Dataset excerpts
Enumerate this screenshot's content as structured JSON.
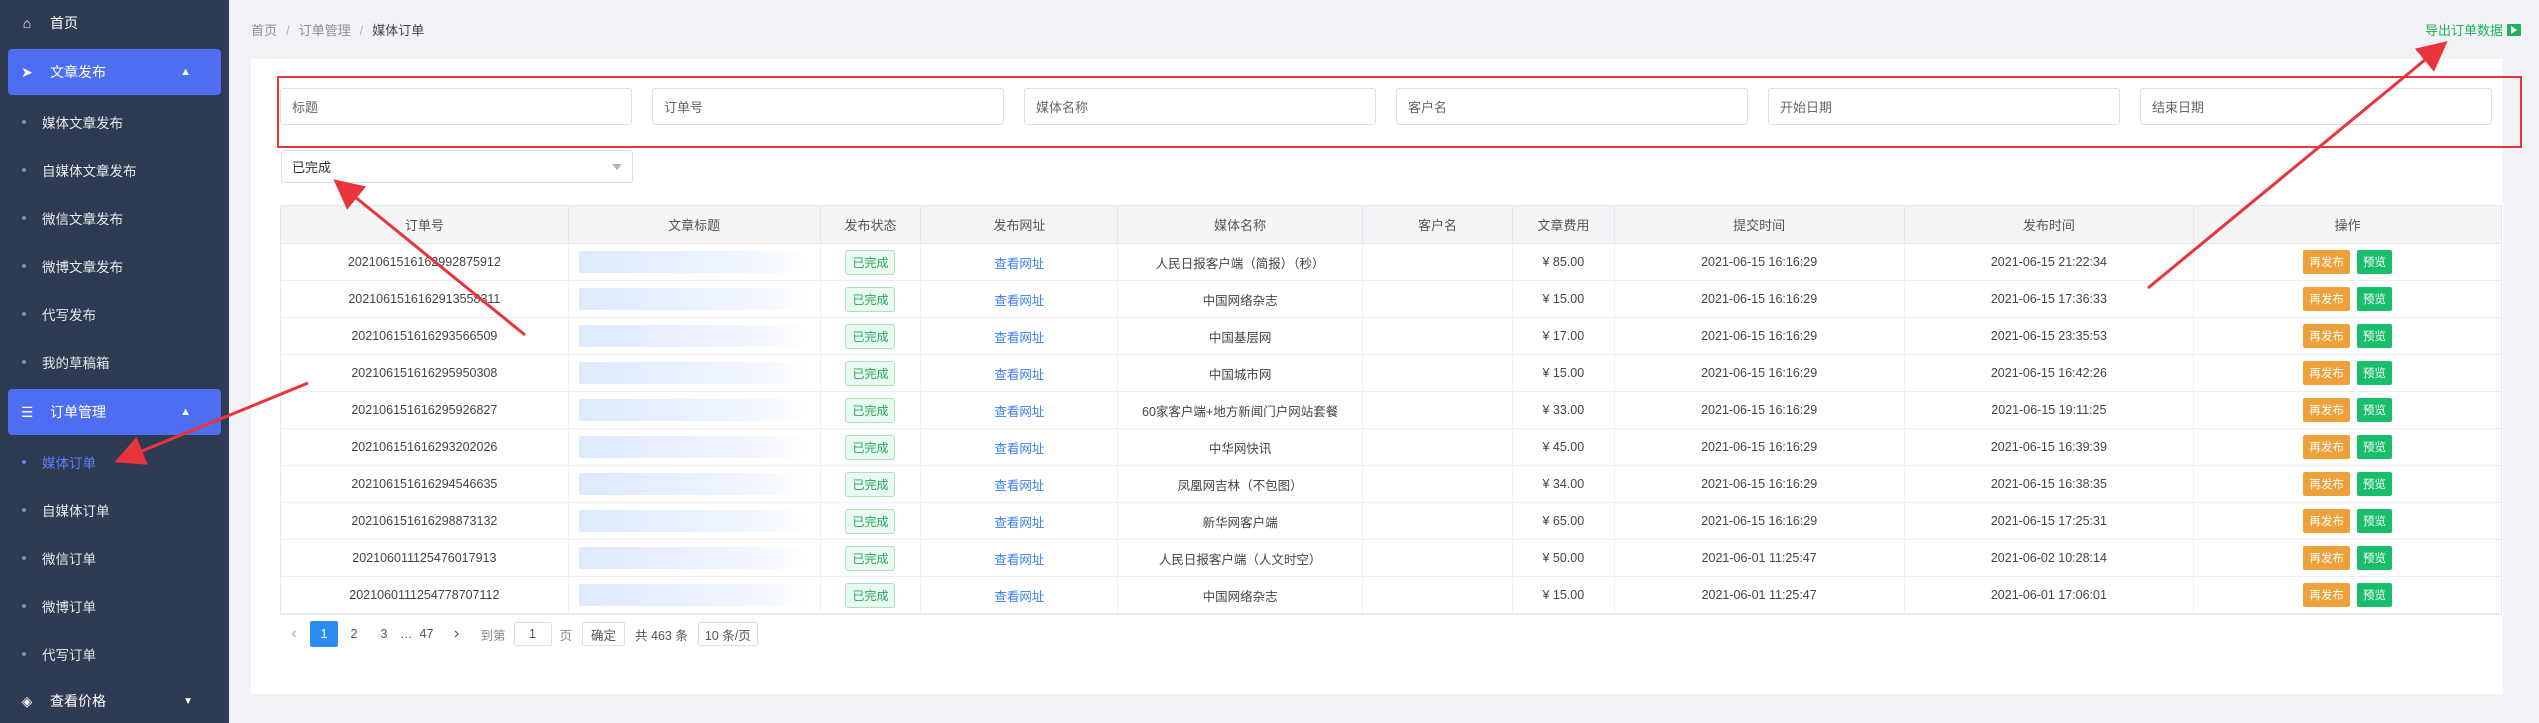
{
  "sidebar": {
    "home": "首页",
    "article_publish": "文章发布",
    "items_a": [
      "媒体文章发布",
      "自媒体文章发布",
      "微信文章发布",
      "微博文章发布",
      "代写发布",
      "我的草稿箱"
    ],
    "order_manage": "订单管理",
    "items_b": [
      "媒体订单",
      "自媒体订单",
      "微信订单",
      "微博订单",
      "代写订单"
    ],
    "price": "查看价格"
  },
  "breadcrumb": {
    "home": "首页",
    "sep": "/",
    "parent": "订单管理",
    "current": "媒体订单"
  },
  "export_label": "导出订单数据",
  "filters": {
    "title": "标题",
    "order_no": "订单号",
    "media_name": "媒体名称",
    "customer": "客户名",
    "start_date": "开始日期",
    "end_date": "结束日期"
  },
  "status_select": "已完成",
  "table": {
    "headers": [
      "订单号",
      "文章标题",
      "发布状态",
      "发布网址",
      "媒体名称",
      "客户名",
      "文章费用",
      "提交时间",
      "发布时间",
      "操作"
    ],
    "status_label": "已完成",
    "link_label": "查看网址",
    "republish_label": "再发布",
    "preview_label": "预览",
    "rows": [
      {
        "order": "20210615161629928759­12",
        "media": "人民日报客户端（简报）（秒）",
        "fee": "¥ 85.00",
        "submit": "2021-06-15 16:16:29",
        "publish": "2021-06-15 21:22:34"
      },
      {
        "order": "202106151616291355­8311",
        "media": "中国网络杂志",
        "fee": "¥ 15.00",
        "submit": "2021-06-15 16:16:29",
        "publish": "2021-06-15 17:36:33"
      },
      {
        "order": "202106151616293566509",
        "media": "中国基层网",
        "fee": "¥ 17.00",
        "submit": "2021-06-15 16:16:29",
        "publish": "2021-06-15 23:35:53"
      },
      {
        "order": "202106151616295950308",
        "media": "中国城市网",
        "fee": "¥ 15.00",
        "submit": "2021-06-15 16:16:29",
        "publish": "2021-06-15 16:42:26"
      },
      {
        "order": "202106151616295926827",
        "media": "60家客户端+地方新闻门户网站套餐",
        "fee": "¥ 33.00",
        "submit": "2021-06-15 16:16:29",
        "publish": "2021-06-15 19:11:25"
      },
      {
        "order": "202106151616293202026",
        "media": "中华网快讯",
        "fee": "¥ 45.00",
        "submit": "2021-06-15 16:16:29",
        "publish": "2021-06-15 16:39:39"
      },
      {
        "order": "202106151616294546635",
        "media": "凤凰网吉林（不包图）",
        "fee": "¥ 34.00",
        "submit": "2021-06-15 16:16:29",
        "publish": "2021-06-15 16:38:35"
      },
      {
        "order": "202106151616298873132",
        "media": "新华网客户端",
        "fee": "¥ 65.00",
        "submit": "2021-06-15 16:16:29",
        "publish": "2021-06-15 17:25:31"
      },
      {
        "order": "202106011125476017913",
        "media": "人民日报客户端（人文时空）",
        "fee": "¥ 50.00",
        "submit": "2021-06-01 11:25:47",
        "publish": "2021-06-02 10:28:14"
      },
      {
        "order": "202106011125477870711­2",
        "media": "中国网络杂志",
        "fee": "¥ 15.00",
        "submit": "2021-06-01 11:25:47",
        "publish": "2021-06-01 17:06:01"
      }
    ]
  },
  "pager": {
    "p1": "1",
    "p2": "2",
    "p3": "3",
    "ellipsis": "…",
    "last": "47",
    "goto": "到第",
    "goto_value": "1",
    "page_unit": "页",
    "confirm": "确定",
    "total": "共 463 条",
    "size": "10 条/页"
  },
  "colors": {
    "accent": "#4e6ef2",
    "sidebar": "#2f3b52",
    "green": "#19be6b",
    "orange": "#eea13a",
    "annotation": "#e8343a"
  }
}
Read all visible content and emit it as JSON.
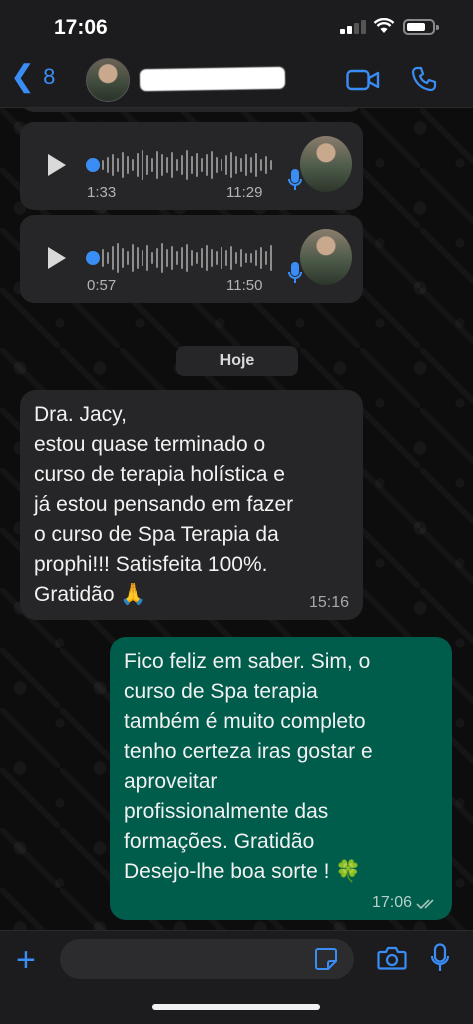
{
  "status_bar": {
    "time": "17:06"
  },
  "header": {
    "back_count": "8",
    "contact_name": "",
    "icons": [
      "back-chevron-icon",
      "avatar",
      "video-call-icon",
      "phone-icon"
    ]
  },
  "voice_messages": [
    {
      "duration": "1:33",
      "time": "11:29"
    },
    {
      "duration": "0:57",
      "time": "11:50"
    }
  ],
  "date_divider": "Hoje",
  "messages": [
    {
      "direction": "incoming",
      "text": "Dra. Jacy,\nestou quase terminado o\ncurso  de terapia holística e\njá estou pensando em fazer\no curso de Spa Terapia da\nprophi!!!  Satisfeita 100%.\nGratidão 🙏",
      "time": "15:16"
    },
    {
      "direction": "outgoing",
      "text": "Fico feliz em saber. Sim, o\ncurso de Spa terapia\ntambém é muito completo\ntenho certeza iras gostar e\naproveitar\nprofissionalmente das\nformações. Gratidão\nDesejo-lhe boa sorte ! 🍀",
      "time": "17:06",
      "status": "read"
    }
  ],
  "composer": {
    "placeholder": ""
  },
  "colors": {
    "accent": "#3a8df5",
    "outgoing_bubble": "#005c4b",
    "incoming_bubble": "#262628"
  }
}
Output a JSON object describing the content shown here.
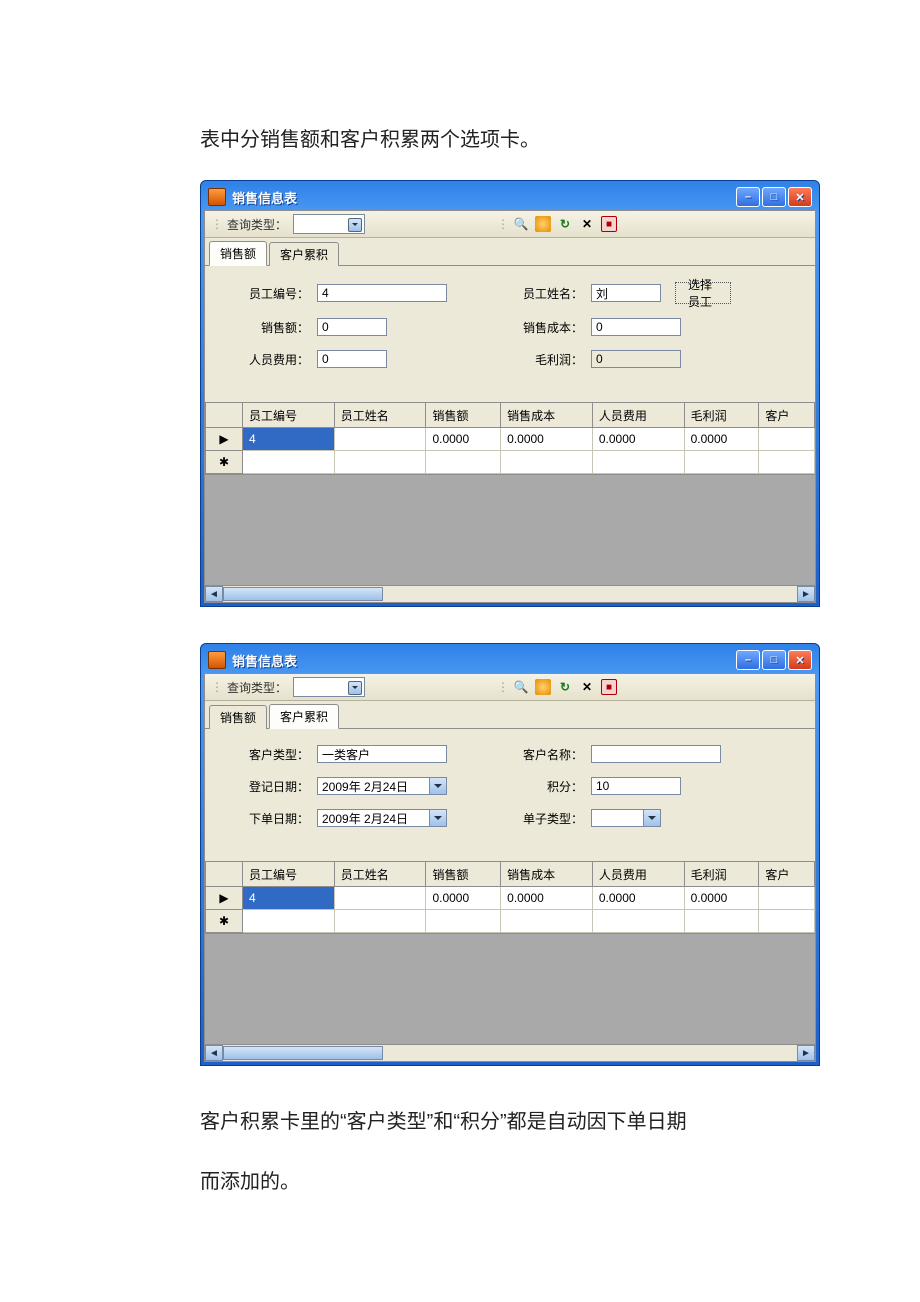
{
  "doc": {
    "intro": "表中分销售额和客户积累两个选项卡。",
    "outro1": "客户积累卡里的“客户类型”和“积分”都是自动因下单日期",
    "outro2": "而添加的。"
  },
  "window1": {
    "title": "销售信息表",
    "toolbar": {
      "query_type_label": "查询类型："
    },
    "tabs": {
      "sales": "销售额",
      "customer": "客户累积"
    },
    "activeTab": "sales",
    "form": {
      "employee_id_label": "员工编号：",
      "employee_id_value": "4",
      "employee_name_label": "员工姓名：",
      "employee_name_value": "刘",
      "select_employee_button": "选择员工",
      "sales_label": "销售额：",
      "sales_value": "0",
      "sales_cost_label": "销售成本：",
      "sales_cost_value": "0",
      "person_fee_label": "人员费用：",
      "person_fee_value": "0",
      "gross_label": "毛利润：",
      "gross_value": "0"
    },
    "grid": {
      "headers": {
        "emp_id": "员工编号",
        "emp_name": "员工姓名",
        "sales": "销售额",
        "cost": "销售成本",
        "fee": "人员费用",
        "gross": "毛利润",
        "cust": "客户"
      },
      "row": {
        "emp_id": "4",
        "emp_name": "",
        "sales": "0.0000",
        "cost": "0.0000",
        "fee": "0.0000",
        "gross": "0.0000",
        "cust": ""
      }
    }
  },
  "window2": {
    "title": "销售信息表",
    "toolbar": {
      "query_type_label": "查询类型："
    },
    "tabs": {
      "sales": "销售额",
      "customer": "客户累积"
    },
    "activeTab": "customer",
    "form": {
      "cust_type_label": "客户类型：",
      "cust_type_value": "一类客户",
      "cust_name_label": "客户名称：",
      "cust_name_value": "",
      "reg_date_label": "登记日期：",
      "reg_date_value": "2009年 2月24日",
      "points_label": "积分：",
      "points_value": "10",
      "order_date_label": "下单日期：",
      "order_date_value": "2009年 2月24日",
      "order_type_label": "单子类型：",
      "order_type_value": ""
    },
    "grid": {
      "headers": {
        "emp_id": "员工编号",
        "emp_name": "员工姓名",
        "sales": "销售额",
        "cost": "销售成本",
        "fee": "人员费用",
        "gross": "毛利润",
        "cust": "客户"
      },
      "row": {
        "emp_id": "4",
        "emp_name": "",
        "sales": "0.0000",
        "cost": "0.0000",
        "fee": "0.0000",
        "gross": "0.0000",
        "cust": ""
      }
    }
  }
}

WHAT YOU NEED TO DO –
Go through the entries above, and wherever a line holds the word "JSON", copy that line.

ANSWER TO THIS PROBLEM –
Enumerate this screenshot's content as structured JSON.
Read all visible content and emit it as JSON.
Output a JSON object describing the content shown here.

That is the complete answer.